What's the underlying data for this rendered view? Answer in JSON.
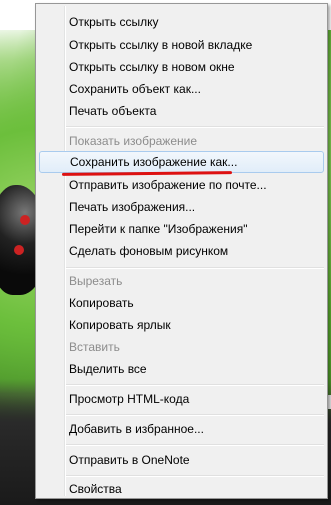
{
  "menu": {
    "items": [
      {
        "label": "Открыть ссылку",
        "enabled": true
      },
      {
        "label": "Открыть ссылку в новой вкладке",
        "enabled": true
      },
      {
        "label": "Открыть ссылку в новом окне",
        "enabled": true
      },
      {
        "label": "Сохранить объект как...",
        "enabled": true
      },
      {
        "label": "Печать объекта",
        "enabled": true
      },
      {
        "label": "Показать изображение",
        "enabled": false
      },
      {
        "label": "Сохранить изображение как...",
        "enabled": true,
        "highlighted": true
      },
      {
        "label": "Отправить изображение по почте...",
        "enabled": true
      },
      {
        "label": "Печать изображения...",
        "enabled": true
      },
      {
        "label": "Перейти к папке \"Изображения\"",
        "enabled": true
      },
      {
        "label": "Сделать фоновым рисунком",
        "enabled": true
      },
      {
        "label": "Вырезать",
        "enabled": false
      },
      {
        "label": "Копировать",
        "enabled": true
      },
      {
        "label": "Копировать ярлык",
        "enabled": true
      },
      {
        "label": "Вставить",
        "enabled": false
      },
      {
        "label": "Выделить все",
        "enabled": true
      },
      {
        "label": "Просмотр HTML-кода",
        "enabled": true
      },
      {
        "label": "Добавить в избранное...",
        "enabled": true
      },
      {
        "label": "Отправить в OneNote",
        "enabled": true
      },
      {
        "label": "Свойства",
        "enabled": true
      }
    ]
  },
  "colors": {
    "highlight_border": "#a9cbee",
    "disabled_text": "#8c8c8c",
    "annotation_underline": "#d11111"
  }
}
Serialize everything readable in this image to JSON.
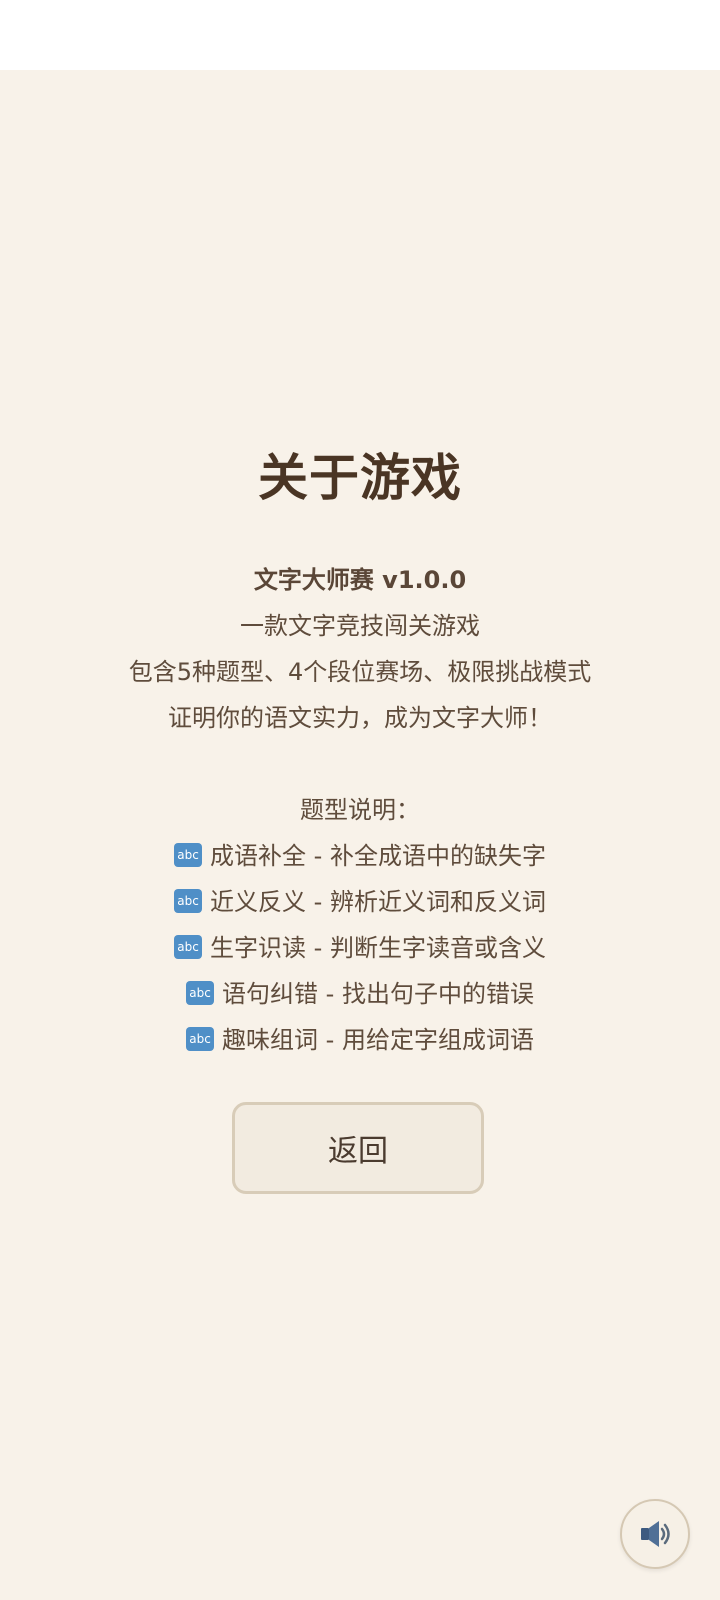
{
  "page": {
    "title": "关于游戏"
  },
  "intro": {
    "version_line": "文字大师赛 v1.0.0",
    "lines": [
      "一款文字竞技闯关游戏",
      "包含5种题型、4个段位赛场、极限挑战模式",
      "证明你的语文实力，成为文字大师！"
    ]
  },
  "types": {
    "header": "题型说明：",
    "badge_text": "abc",
    "items": [
      "成语补全 - 补全成语中的缺失字",
      "近义反义 - 辨析近义词和反义词",
      "生字识读 - 判断生字读音或含义",
      "语句纠错 - 找出句子中的错误",
      "趣味组词 - 用给定字组成词语"
    ]
  },
  "buttons": {
    "back_label": "返回"
  },
  "icons": {
    "sound": "speaker-icon"
  },
  "colors": {
    "background": "#f8f2e9",
    "title": "#4a3524",
    "text": "#5f4c3c",
    "badge": "#4f8fc7"
  }
}
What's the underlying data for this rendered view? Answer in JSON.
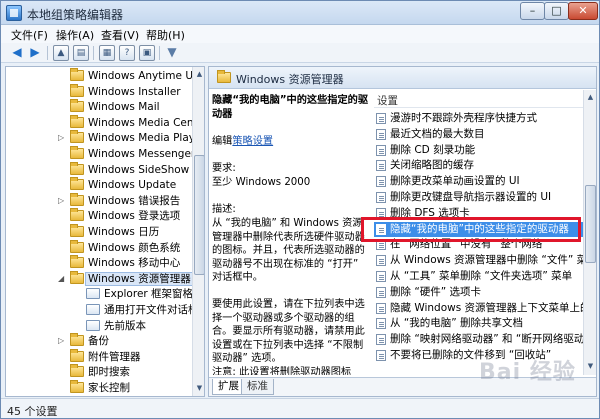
{
  "window": {
    "title": "本地组策略编辑器"
  },
  "title_buttons": {
    "minimize": "–",
    "maximize": "□",
    "close": "✕"
  },
  "menu": [
    "文件(F)",
    "操作(A)",
    "查看(V)",
    "帮助(H)"
  ],
  "tree": [
    {
      "label": "Windows Anytime Upg",
      "exp": "",
      "indent": 64
    },
    {
      "label": "Windows Installer",
      "exp": "",
      "indent": 64
    },
    {
      "label": "Windows Mail",
      "exp": "",
      "indent": 64
    },
    {
      "label": "Windows Media Cente",
      "exp": "",
      "indent": 64
    },
    {
      "label": "Windows Media Playe",
      "exp": "▷",
      "indent": 64
    },
    {
      "label": "Windows Messenger",
      "exp": "",
      "indent": 64
    },
    {
      "label": "Windows SideShow",
      "exp": "",
      "indent": 64
    },
    {
      "label": "Windows Update",
      "exp": "",
      "indent": 64
    },
    {
      "label": "Windows 错误报告",
      "exp": "▷",
      "indent": 64
    },
    {
      "label": "Windows 登录选项",
      "exp": "",
      "indent": 64
    },
    {
      "label": "Windows 日历",
      "exp": "",
      "indent": 64
    },
    {
      "label": "Windows 颜色系统",
      "exp": "",
      "indent": 64
    },
    {
      "label": "Windows 移动中心",
      "exp": "",
      "indent": 64
    },
    {
      "label": "Windows 资源管理器",
      "exp": "◢",
      "indent": 64,
      "selected": true
    },
    {
      "label": "Explorer 框架窗格",
      "exp": "",
      "indent": 80,
      "policy": true
    },
    {
      "label": "通用打开文件对话框",
      "exp": "",
      "indent": 80,
      "policy": true
    },
    {
      "label": "先前版本",
      "exp": "",
      "indent": 80,
      "policy": true
    },
    {
      "label": "备份",
      "exp": "▷",
      "indent": 64
    },
    {
      "label": "附件管理器",
      "exp": "",
      "indent": 64
    },
    {
      "label": "即时搜索",
      "exp": "",
      "indent": 64
    },
    {
      "label": "家长控制",
      "exp": "",
      "indent": 64
    }
  ],
  "right_header": "Windows 资源管理器",
  "description": {
    "title": "隐藏“我的电脑”中的这些指定的驱动器",
    "edit_prefix": "编辑",
    "edit_link": "策略设置",
    "req_label": "要求:",
    "req_value": "至少 Windows 2000",
    "desc_label": "描述:",
    "desc_body": "从 “我的电脑” 和 Windows 资源管理器中删除代表所选硬件驱动器的图标。并且，代表所选驱动器的驱动器号不出现在标准的 “打开” 对话框中。",
    "usage": "要使用此设置，请在下拉列表中选择一个驱动器或多个驱动器的组合。要显示所有驱动器，请禁用此设置或在下拉列表中选择 “不限制驱动器” 选项。",
    "note": "注意: 此设置将删除驱动器图标"
  },
  "settings_header": "设置",
  "settings": [
    "漫游时不跟踪外壳程序快捷方式",
    "最近文档的最大数目",
    "删除 CD 刻录功能",
    "关闭缩略图的缓存",
    "删除更改菜单动画设置的 UI",
    "删除更改键盘导航指示器设置的 UI",
    "删除 DFS 选项卡",
    "隐藏“我的电脑”中的这些指定的驱动器",
    "在 “网络位置” 中没有 “整个网络”",
    "从 Windows 资源管理器中删除 “文件” 菜单",
    "从 “工具” 菜单删除 “文件夹选项” 菜单",
    "删除 “硬件” 选项卡",
    "隐藏 Windows 资源管理器上下文菜单上的 “管理”",
    "从 “我的电脑” 删除共享文档",
    "删除 “映射网络驱动器” 和 “断开网络驱动器”",
    "不要将已删除的文件移到 “回收站”"
  ],
  "selected_setting": 7,
  "tabs": [
    "扩展",
    "标准"
  ],
  "status": "45 个设置",
  "watermark": "Bai 经验"
}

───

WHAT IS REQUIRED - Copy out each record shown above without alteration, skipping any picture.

SOLUTION BELOW -
What's the underlying data for this rendered view? Answer in JSON.
{
  "menu": {
    "items": [
      {
        "label": "Открыть ссылку",
        "enabled": true
      },
      {
        "label": "Открыть ссылку в новой вкладке",
        "enabled": true
      },
      {
        "label": "Открыть ссылку в новом окне",
        "enabled": true
      },
      {
        "label": "Сохранить объект как...",
        "enabled": true
      },
      {
        "label": "Печать объекта",
        "enabled": true
      },
      {
        "label": "Показать изображение",
        "enabled": false
      },
      {
        "label": "Сохранить изображение как...",
        "enabled": true,
        "highlighted": true
      },
      {
        "label": "Отправить изображение по почте...",
        "enabled": true
      },
      {
        "label": "Печать изображения...",
        "enabled": true
      },
      {
        "label": "Перейти к папке \"Изображения\"",
        "enabled": true
      },
      {
        "label": "Сделать фоновым рисунком",
        "enabled": true
      },
      {
        "label": "Вырезать",
        "enabled": false
      },
      {
        "label": "Копировать",
        "enabled": true
      },
      {
        "label": "Копировать ярлык",
        "enabled": true
      },
      {
        "label": "Вставить",
        "enabled": false
      },
      {
        "label": "Выделить все",
        "enabled": true
      },
      {
        "label": "Просмотр HTML-кода",
        "enabled": true
      },
      {
        "label": "Добавить в избранное...",
        "enabled": true
      },
      {
        "label": "Отправить в OneNote",
        "enabled": true
      },
      {
        "label": "Свойства",
        "enabled": true
      }
    ]
  },
  "colors": {
    "highlight_border": "#a9cbee",
    "disabled_text": "#8c8c8c",
    "annotation_underline": "#d11111"
  }
}
Serialize everything readable in this image to JSON.
{
  "page": {
    "title": "关于游戏"
  },
  "intro": {
    "version_line": "文字大师赛 v1.0.0",
    "lines": [
      "一款文字竞技闯关游戏",
      "包含5种题型、4个段位赛场、极限挑战模式",
      "证明你的语文实力，成为文字大师！"
    ]
  },
  "types": {
    "header": "题型说明：",
    "badge_text": "abc",
    "items": [
      "成语补全 - 补全成语中的缺失字",
      "近义反义 - 辨析近义词和反义词",
      "生字识读 - 判断生字读音或含义",
      "语句纠错 - 找出句子中的错误",
      "趣味组词 - 用给定字组成词语"
    ]
  },
  "buttons": {
    "back_label": "返回"
  },
  "icons": {
    "sound": "speaker-icon"
  },
  "colors": {
    "background": "#f8f2e9",
    "title": "#4a3524",
    "text": "#5f4c3c",
    "badge": "#4f8fc7"
  }
}
What's the underlying data for this rendered view? Answer in JSON.
{
  "window": {
    "title": "本地组策略编辑器"
  },
  "title_buttons": {
    "minimize": "–",
    "maximize": "□",
    "close": "✕"
  },
  "menu": [
    "文件(F)",
    "操作(A)",
    "查看(V)",
    "帮助(H)"
  ],
  "tree": [
    {
      "label": "Windows Anytime Upg",
      "exp": "",
      "indent": 64
    },
    {
      "label": "Windows Installer",
      "exp": "",
      "indent": 64
    },
    {
      "label": "Windows Mail",
      "exp": "",
      "indent": 64
    },
    {
      "label": "Windows Media Cente",
      "exp": "",
      "indent": 64
    },
    {
      "label": "Windows Media Playe",
      "exp": "▷",
      "indent": 64
    },
    {
      "label": "Windows Messenger",
      "exp": "",
      "indent": 64
    },
    {
      "label": "Windows SideShow",
      "exp": "",
      "indent": 64
    },
    {
      "label": "Windows Update",
      "exp": "",
      "indent": 64
    },
    {
      "label": "Windows 错误报告",
      "exp": "▷",
      "indent": 64
    },
    {
      "label": "Windows 登录选项",
      "exp": "",
      "indent": 64
    },
    {
      "label": "Windows 日历",
      "exp": "",
      "indent": 64
    },
    {
      "label": "Windows 颜色系统",
      "exp": "",
      "indent": 64
    },
    {
      "label": "Windows 移动中心",
      "exp": "",
      "indent": 64
    },
    {
      "label": "Windows 资源管理器",
      "exp": "◢",
      "indent": 64,
      "selected": true
    },
    {
      "label": "Explorer 框架窗格",
      "exp": "",
      "indent": 80,
      "policy": true
    },
    {
      "label": "通用打开文件对话框",
      "exp": "",
      "indent": 80,
      "policy": true
    },
    {
      "label": "先前版本",
      "exp": "",
      "indent": 80,
      "policy": true
    },
    {
      "label": "备份",
      "exp": "▷",
      "indent": 64
    },
    {
      "label": "附件管理器",
      "exp": "",
      "indent": 64
    },
    {
      "label": "即时搜索",
      "exp": "",
      "indent": 64
    },
    {
      "label": "家长控制",
      "exp": "",
      "indent": 64
    }
  ],
  "right_header": "Windows 资源管理器",
  "description": {
    "title": "隐藏“我的电脑”中的这些指定的驱动器",
    "edit_prefix": "编辑",
    "edit_link": "策略设置",
    "req_label": "要求:",
    "req_value": "至少 Windows 2000",
    "desc_label": "描述:",
    "desc_body": "从 “我的电脑” 和 Windows 资源管理器中删除代表所选硬件驱动器的图标。并且，代表所选驱动器的驱动器号不出现在标准的 “打开” 对话框中。",
    "usage": "要使用此设置，请在下拉列表中选择一个驱动器或多个驱动器的组合。要显示所有驱动器，请禁用此设置或在下拉列表中选择 “不限制驱动器” 选项。",
    "note": "注意: 此设置将删除驱动器图标"
  },
  "settings_header": "设置",
  "settings": [
    "漫游时不跟踪外壳程序快捷方式",
    "最近文档的最大数目",
    "删除 CD 刻录功能",
    "关闭缩略图的缓存",
    "删除更改菜单动画设置的 UI",
    "删除更改键盘导航指示器设置的 UI",
    "删除 DFS 选项卡",
    "隐藏“我的电脑”中的这些指定的驱动器",
    "在 “网络位置” 中没有 “整个网络”",
    "从 Windows 资源管理器中删除 “文件” 菜单",
    "从 “工具” 菜单删除 “文件夹选项” 菜单",
    "删除 “硬件” 选项卡",
    "隐藏 Windows 资源管理器上下文菜单上的 “管理”",
    "从 “我的电脑” 删除共享文档",
    "删除 “映射网络驱动器” 和 “断开网络驱动器”",
    "不要将已删除的文件移到 “回收站”"
  ],
  "selected_setting": 7,
  "tabs": [
    "扩展",
    "标准"
  ],
  "status": "45 个设置",
  "watermark": "Bai 经验"
}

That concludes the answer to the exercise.